Read More >

BRIT Teams with Tarleton State University to Build Habitat Maps of 57 Central Texas Rare Plant Species

by Chris Chilton
TxDOT will use maps to find, protect rare plants along Texas highways FORT WORTH, Texas – The Botanical Research Institute of Texas (BRIT®), Tarleton State University, and the Texas Department of Transportation are teaming together to document rare plant species that may potentially exist within TxDOT rights-of-way in 23 counties in the Waco and Austin districts of Central Texas. Through a TxDOT grant, Tarleton and BRIT will research and build habitat maps for 57 of the 81 Edwards Plateau rare plant species. The work includes identifying, documenting, and mapping areas where these rare species most likely occur. TxDOT will use these maps to improve the department’s ability to protect the rare species, which grow along Texas highways. For several of these species, roadsides represent a sign...
Read More >

Yealands Family Wines of New Zealand Wins Top Honors in BRIT’s 2017 Sustainable Winegrowing Competition

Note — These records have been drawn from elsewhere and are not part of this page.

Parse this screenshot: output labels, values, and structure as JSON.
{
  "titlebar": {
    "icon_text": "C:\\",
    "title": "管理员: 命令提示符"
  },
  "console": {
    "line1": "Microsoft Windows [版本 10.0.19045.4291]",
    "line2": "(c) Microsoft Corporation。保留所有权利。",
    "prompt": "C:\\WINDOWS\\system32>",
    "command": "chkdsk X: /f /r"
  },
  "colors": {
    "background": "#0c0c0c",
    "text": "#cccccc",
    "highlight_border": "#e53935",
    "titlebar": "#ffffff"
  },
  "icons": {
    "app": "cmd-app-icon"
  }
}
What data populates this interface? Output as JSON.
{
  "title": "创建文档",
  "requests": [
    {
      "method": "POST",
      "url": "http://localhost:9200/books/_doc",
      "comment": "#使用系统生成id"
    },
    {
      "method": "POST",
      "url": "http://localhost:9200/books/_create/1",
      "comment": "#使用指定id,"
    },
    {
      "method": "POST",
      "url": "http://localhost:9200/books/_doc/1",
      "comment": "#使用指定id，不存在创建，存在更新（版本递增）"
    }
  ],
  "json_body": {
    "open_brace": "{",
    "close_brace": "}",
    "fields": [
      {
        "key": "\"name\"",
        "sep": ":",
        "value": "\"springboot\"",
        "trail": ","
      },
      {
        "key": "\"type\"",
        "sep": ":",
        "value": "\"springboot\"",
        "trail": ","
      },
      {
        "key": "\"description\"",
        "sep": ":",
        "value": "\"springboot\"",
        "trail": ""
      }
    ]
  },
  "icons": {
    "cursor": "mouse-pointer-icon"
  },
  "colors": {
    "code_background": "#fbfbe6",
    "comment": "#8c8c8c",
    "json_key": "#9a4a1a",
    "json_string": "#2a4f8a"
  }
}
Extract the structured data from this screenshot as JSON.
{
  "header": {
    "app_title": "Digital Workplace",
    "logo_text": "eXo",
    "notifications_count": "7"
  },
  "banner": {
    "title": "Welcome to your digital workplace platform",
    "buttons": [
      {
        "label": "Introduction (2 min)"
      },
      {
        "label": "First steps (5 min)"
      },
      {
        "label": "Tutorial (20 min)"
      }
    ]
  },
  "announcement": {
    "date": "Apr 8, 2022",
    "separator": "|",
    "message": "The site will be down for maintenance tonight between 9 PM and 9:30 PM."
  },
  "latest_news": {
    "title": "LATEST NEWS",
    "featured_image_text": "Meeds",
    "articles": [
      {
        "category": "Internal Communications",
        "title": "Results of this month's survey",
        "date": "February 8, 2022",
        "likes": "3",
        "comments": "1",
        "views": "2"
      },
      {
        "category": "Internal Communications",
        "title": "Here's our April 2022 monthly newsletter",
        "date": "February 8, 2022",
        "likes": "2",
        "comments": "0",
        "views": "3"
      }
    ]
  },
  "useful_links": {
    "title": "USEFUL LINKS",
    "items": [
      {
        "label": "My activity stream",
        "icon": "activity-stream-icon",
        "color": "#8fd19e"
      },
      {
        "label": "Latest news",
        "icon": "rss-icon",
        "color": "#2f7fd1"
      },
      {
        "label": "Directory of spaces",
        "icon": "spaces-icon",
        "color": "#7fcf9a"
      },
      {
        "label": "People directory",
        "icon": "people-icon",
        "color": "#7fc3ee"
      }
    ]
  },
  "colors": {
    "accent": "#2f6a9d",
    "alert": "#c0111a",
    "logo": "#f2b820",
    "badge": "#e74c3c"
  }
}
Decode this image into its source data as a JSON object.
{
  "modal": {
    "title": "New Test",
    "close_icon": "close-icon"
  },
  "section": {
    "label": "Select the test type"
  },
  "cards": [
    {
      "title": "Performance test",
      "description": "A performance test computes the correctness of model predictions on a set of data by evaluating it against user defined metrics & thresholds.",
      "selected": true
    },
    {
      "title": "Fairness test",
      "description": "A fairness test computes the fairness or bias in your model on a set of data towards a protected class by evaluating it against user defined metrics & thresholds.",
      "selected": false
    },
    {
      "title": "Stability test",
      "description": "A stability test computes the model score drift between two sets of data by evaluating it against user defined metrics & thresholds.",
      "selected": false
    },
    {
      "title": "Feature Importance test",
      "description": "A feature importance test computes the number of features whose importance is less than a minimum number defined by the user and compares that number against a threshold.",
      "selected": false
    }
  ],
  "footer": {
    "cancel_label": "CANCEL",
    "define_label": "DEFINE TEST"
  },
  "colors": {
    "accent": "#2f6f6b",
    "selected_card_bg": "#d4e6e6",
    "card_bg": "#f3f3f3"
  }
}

by Chris Chilton
Seven Additional Wineries from France, Italy, Spain, Argentina and the U.S. Receive Medals for Their Outstanding Ground-to-Glass Sustainability Programs FORT WORTH, Texas – The Botanical Research Institute of Texas (BRIT®) is pleased to announce the winners in its 2017 International Award of Excellence in Sustainable Winegrowing competition. The platinum medal goes to Yealands Family Wines (Yealands) of Marlborough, New Zealand, based on the winery’s on-going programs that address the three elements of sustainability: environmental, economic, social – and of course, how well the wine itself tastes. Yealands’ achievements in sustainability include being the world’s first winery certified carboNZeroCertTM as well as operating New Zealand’s largest solar array: generating over 411 kilowatts o...
Read More >